Almost 1 million kids below the age of 15 are taken to accident and emergency (A&E) units after injuries occur in the home every year.
In the UK, injuries that occur in and around the home are the most common cause of death in children over the age of one. Children under five are most at risk from an injury in the home, and boys are more likely to be injured than girls.
The most severe injuries children are likely to experience are falls from height, or burns and scalds involving fire or hot water. Older children more often experience fractures such as a broken arm or wrist, while it is more common for younger children to go to hospital for suspected poisoning.
However, many of the injuries that occur in and around the home can be avoided. By identifying and understanding potential risks in the home, you can take some basic safety steps that will keep your children safe and give you peace of mind.
Read more information on preventing injuries in the home.
When should my child go to hospital?
Call an ambulance if your child:
- stops breathing
- is struggling for breath (for example, you may notice sucking in under the ribcage)
- is unconscious or seems unaware of what’s going on
- won’t wake up
- has a fit for the first time, even if they seem to recover
Take your child to A&E if they:
- have a fever and are persistently lethargic despite having paracetamol or ibuprofen
- are having difficulty breathing (breathing fast, panting or are very wheezy)
- have severe abdominal pain
- have a cut that won’t stop bleeding or is gaping open
- have a leg or arm injury and can’t use the limb
- have swallowed a poison or tablets
If you’re worried about your child’s injuries and not sure if they need medical help, call NHS Direct on 0845 4647. If you’re unsure whether you should move your child, make sure they’re warm and then call an ambulance.
What causes injuries in the home?
Injuries can occur anywhere in and around the home, but common places include the dining room, kitchen, bathroom and the stairs. Injuries that occur in the kitchen and on the stairs are often the most serious.
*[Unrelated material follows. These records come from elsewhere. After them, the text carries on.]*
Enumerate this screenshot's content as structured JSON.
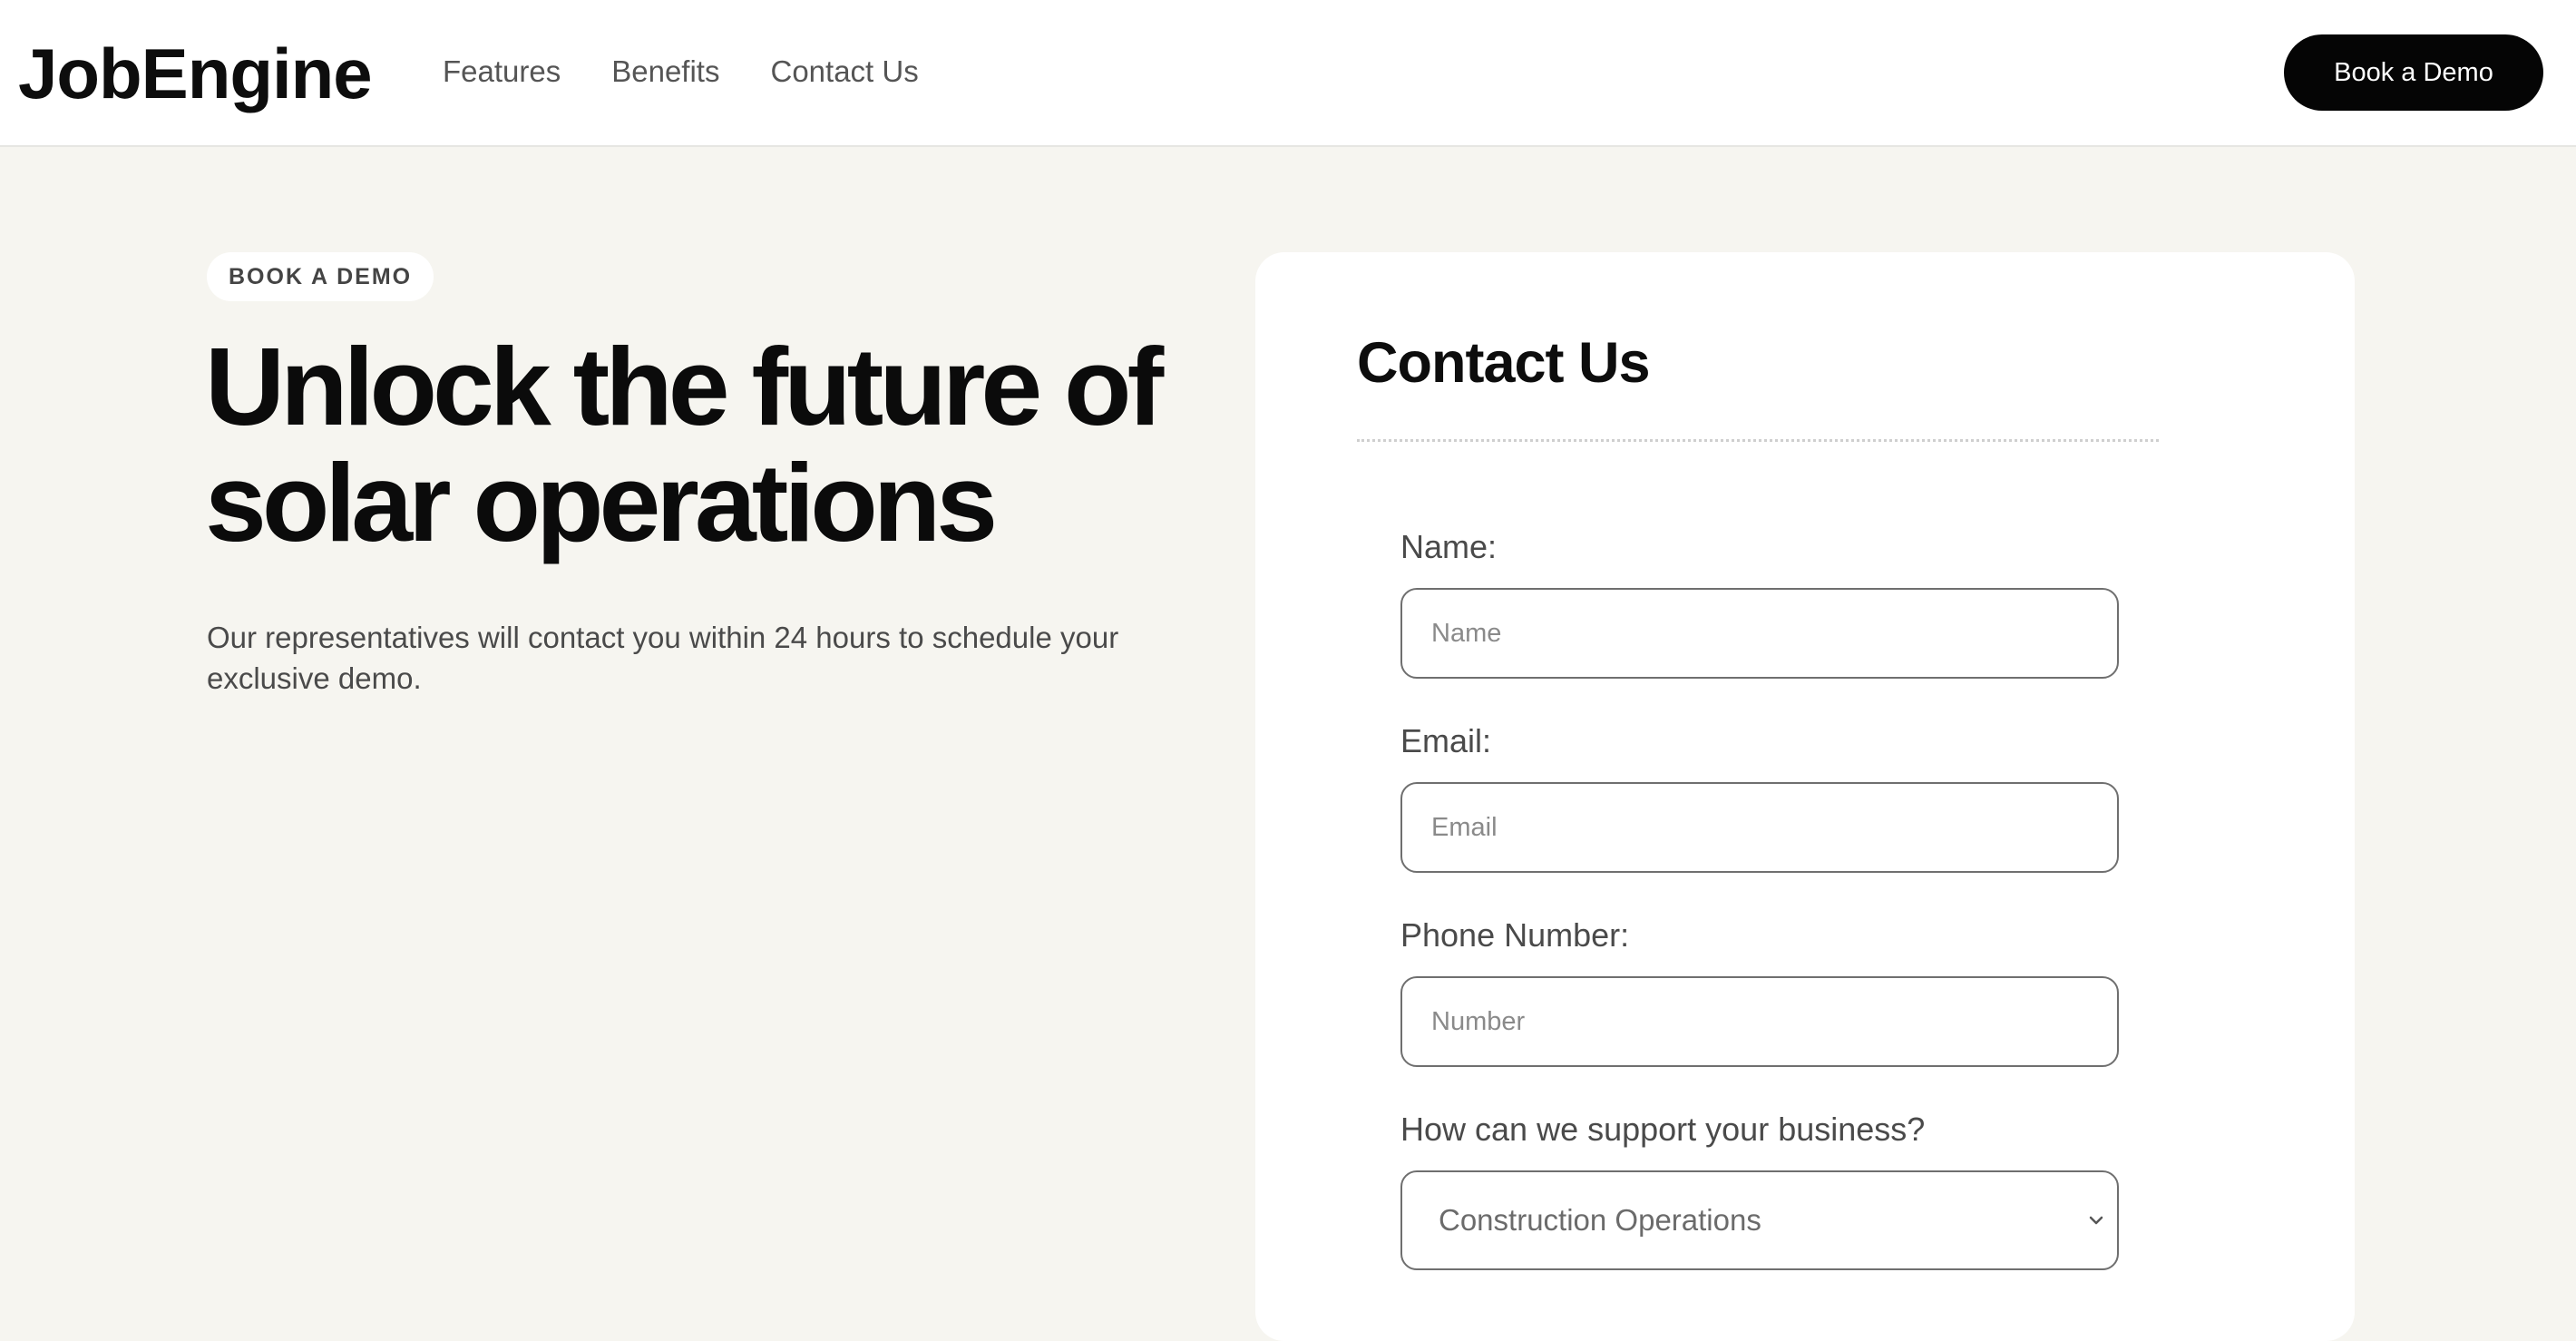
{
  "header": {
    "logo": "JobEngine",
    "nav": [
      "Features",
      "Benefits",
      "Contact Us"
    ],
    "cta_label": "Book a Demo"
  },
  "hero": {
    "eyebrow": "BOOK A DEMO",
    "headline_line1": "Unlock the future of",
    "headline_line2": "solar operations",
    "subtext": "Our representatives will contact you within 24 hours to schedule your exclusive demo."
  },
  "form": {
    "title": "Contact Us",
    "name_label": "Name:",
    "name_placeholder": "Name",
    "email_label": "Email:",
    "email_placeholder": "Email",
    "phone_label": "Phone Number:",
    "phone_placeholder": "Number",
    "support_label": "How can we support your business?",
    "support_value": "Construction Operations"
  },
  "colors": {
    "page_bg": "#f6f5f0",
    "primary": "#050505",
    "card_bg": "#ffffff"
  }
}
There are potential hazards in every home, such as hot water, household chemicals, fireplaces and sharp objects. The design of some homes, such as those with balconies and open staircases, can also contribute to accidents.
Young children are not able to assess the risks all these things pose. Their perception of the environment around them is often limited and their lack of experience and development, such as their poor co-ordination and balance, can lead them to being injured.
Although childhood injuries can happen at any time, there are several factors that can contribute to an injury in the home, such as:
- distraction and poor supervision
- factors such as stress, a death in the family, chronic illness, homelessness and moving home
- changes to the child’s usual routine or being in a hurry
- poor housing and overcrowded conditions
- a lack of familiarity with surroundings, such as when on holiday or visiting friends or relatives
Information taken from http://www.nhs.uk.